Web page and app entries
________________________________________

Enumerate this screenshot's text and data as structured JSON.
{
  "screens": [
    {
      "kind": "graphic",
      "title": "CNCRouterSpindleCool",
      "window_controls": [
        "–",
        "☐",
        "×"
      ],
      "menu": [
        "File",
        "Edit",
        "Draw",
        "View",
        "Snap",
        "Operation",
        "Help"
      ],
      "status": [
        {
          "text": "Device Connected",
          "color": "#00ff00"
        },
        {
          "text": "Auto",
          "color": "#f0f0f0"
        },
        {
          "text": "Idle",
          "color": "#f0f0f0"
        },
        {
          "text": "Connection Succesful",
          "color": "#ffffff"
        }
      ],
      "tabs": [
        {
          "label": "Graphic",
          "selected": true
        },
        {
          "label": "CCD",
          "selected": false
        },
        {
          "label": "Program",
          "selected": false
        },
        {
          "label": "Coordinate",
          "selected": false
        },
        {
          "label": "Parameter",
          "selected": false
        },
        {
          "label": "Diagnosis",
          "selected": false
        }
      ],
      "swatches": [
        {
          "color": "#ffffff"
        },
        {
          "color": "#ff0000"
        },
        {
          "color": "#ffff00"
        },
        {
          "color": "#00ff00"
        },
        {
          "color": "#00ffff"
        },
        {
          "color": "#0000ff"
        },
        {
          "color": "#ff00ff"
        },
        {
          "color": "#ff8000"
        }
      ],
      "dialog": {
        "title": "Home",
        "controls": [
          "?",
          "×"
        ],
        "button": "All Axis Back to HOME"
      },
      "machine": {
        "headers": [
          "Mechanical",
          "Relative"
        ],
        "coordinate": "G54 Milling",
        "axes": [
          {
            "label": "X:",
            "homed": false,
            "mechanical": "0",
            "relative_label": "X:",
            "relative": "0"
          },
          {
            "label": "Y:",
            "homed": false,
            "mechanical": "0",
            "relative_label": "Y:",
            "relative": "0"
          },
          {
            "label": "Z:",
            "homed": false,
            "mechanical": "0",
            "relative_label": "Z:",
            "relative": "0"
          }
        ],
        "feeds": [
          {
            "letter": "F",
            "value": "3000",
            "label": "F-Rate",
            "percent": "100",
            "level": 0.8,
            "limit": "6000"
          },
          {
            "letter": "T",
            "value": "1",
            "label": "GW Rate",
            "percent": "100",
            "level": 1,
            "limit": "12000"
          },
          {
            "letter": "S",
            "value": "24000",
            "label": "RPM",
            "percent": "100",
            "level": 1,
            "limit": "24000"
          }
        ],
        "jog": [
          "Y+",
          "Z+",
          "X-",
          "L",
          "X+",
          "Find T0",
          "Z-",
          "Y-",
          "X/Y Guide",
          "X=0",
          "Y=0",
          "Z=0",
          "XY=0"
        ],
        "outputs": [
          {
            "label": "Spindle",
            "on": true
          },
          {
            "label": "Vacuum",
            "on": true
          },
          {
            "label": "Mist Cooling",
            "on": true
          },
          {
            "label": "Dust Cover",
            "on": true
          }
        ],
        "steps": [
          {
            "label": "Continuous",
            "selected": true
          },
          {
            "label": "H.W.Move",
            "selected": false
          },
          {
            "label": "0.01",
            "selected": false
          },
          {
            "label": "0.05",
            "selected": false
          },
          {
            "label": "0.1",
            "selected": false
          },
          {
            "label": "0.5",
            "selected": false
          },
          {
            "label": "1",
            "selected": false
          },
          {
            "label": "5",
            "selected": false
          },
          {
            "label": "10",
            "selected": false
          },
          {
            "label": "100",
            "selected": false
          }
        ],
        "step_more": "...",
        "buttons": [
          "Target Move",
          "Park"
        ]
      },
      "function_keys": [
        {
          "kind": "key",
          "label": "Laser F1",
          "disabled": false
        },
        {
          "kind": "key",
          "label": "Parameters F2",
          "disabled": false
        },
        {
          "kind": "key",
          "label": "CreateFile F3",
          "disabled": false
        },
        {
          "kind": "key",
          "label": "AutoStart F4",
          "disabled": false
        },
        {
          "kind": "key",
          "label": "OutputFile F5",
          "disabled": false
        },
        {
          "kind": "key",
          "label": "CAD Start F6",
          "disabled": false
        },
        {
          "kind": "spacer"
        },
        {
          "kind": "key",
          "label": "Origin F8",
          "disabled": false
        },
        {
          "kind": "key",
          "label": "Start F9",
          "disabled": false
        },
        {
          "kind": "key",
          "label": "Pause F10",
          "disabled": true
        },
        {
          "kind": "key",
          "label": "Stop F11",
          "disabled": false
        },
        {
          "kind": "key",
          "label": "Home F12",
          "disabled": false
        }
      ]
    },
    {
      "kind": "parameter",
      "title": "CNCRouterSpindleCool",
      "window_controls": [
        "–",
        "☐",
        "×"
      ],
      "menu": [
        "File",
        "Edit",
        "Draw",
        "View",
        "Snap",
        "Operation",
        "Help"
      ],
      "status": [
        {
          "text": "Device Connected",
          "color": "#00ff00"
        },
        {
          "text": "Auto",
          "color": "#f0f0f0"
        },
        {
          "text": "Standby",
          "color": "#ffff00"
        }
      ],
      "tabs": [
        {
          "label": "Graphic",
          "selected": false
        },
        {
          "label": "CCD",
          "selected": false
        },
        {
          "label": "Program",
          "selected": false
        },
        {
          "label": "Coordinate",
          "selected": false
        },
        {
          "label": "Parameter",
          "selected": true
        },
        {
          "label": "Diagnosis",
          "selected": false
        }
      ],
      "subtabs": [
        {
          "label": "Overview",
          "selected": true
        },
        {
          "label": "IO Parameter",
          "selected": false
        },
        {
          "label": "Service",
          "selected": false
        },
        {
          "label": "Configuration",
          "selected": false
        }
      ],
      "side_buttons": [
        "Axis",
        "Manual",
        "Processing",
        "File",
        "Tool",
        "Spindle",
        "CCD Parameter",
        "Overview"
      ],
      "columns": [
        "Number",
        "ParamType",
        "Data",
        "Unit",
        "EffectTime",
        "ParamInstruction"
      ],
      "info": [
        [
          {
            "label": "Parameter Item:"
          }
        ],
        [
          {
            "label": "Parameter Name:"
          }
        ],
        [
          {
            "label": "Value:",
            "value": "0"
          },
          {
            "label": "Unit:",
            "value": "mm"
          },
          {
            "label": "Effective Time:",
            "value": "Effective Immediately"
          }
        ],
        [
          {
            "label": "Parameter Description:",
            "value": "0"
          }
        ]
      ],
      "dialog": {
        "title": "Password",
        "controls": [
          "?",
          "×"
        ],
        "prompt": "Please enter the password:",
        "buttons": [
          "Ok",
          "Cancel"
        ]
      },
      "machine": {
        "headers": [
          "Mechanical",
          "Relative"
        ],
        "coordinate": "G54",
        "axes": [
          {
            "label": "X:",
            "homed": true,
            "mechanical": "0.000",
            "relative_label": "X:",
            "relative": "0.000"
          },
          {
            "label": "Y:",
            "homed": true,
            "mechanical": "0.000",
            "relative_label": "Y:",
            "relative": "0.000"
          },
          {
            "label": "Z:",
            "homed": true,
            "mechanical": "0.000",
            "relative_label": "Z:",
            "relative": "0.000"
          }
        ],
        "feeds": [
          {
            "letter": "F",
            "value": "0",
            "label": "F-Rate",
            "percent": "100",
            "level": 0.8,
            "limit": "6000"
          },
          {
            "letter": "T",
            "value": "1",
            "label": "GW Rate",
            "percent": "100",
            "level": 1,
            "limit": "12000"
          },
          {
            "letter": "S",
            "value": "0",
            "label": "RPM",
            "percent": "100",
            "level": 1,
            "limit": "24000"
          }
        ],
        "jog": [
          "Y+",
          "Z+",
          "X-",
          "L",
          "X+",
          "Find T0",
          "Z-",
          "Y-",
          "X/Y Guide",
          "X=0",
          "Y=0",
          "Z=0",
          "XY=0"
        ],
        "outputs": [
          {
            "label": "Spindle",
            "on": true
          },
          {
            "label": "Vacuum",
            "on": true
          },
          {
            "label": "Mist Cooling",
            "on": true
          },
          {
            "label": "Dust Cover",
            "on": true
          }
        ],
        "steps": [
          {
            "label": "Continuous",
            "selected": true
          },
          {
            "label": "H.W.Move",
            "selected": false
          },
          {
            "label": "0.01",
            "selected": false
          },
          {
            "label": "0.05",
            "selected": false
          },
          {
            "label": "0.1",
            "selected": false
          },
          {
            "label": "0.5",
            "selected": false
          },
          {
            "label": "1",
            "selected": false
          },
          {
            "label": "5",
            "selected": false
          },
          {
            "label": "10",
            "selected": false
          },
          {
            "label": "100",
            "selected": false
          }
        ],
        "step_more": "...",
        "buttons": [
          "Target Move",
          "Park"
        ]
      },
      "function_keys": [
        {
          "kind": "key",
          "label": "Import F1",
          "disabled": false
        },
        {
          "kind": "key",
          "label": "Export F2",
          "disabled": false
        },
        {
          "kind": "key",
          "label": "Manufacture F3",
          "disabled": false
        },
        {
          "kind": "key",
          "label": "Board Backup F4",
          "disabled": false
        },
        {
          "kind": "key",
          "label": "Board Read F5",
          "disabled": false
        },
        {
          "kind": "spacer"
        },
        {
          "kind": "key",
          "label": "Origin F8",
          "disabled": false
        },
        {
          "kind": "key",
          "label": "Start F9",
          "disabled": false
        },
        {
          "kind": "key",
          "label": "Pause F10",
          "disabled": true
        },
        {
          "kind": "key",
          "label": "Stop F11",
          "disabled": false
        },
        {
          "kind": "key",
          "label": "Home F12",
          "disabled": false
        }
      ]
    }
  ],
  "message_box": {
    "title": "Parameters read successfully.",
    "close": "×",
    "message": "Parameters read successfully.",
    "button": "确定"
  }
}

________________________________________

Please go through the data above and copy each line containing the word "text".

Enumerate this screenshot's text and data as structured JSON.
          "text": "Device Connected",
          "text": "Auto",
          "text": "Idle",
          "text": "Connection Succesful",
          "text": "Device Connected",
          "text": "Auto",
          "text": "Standby",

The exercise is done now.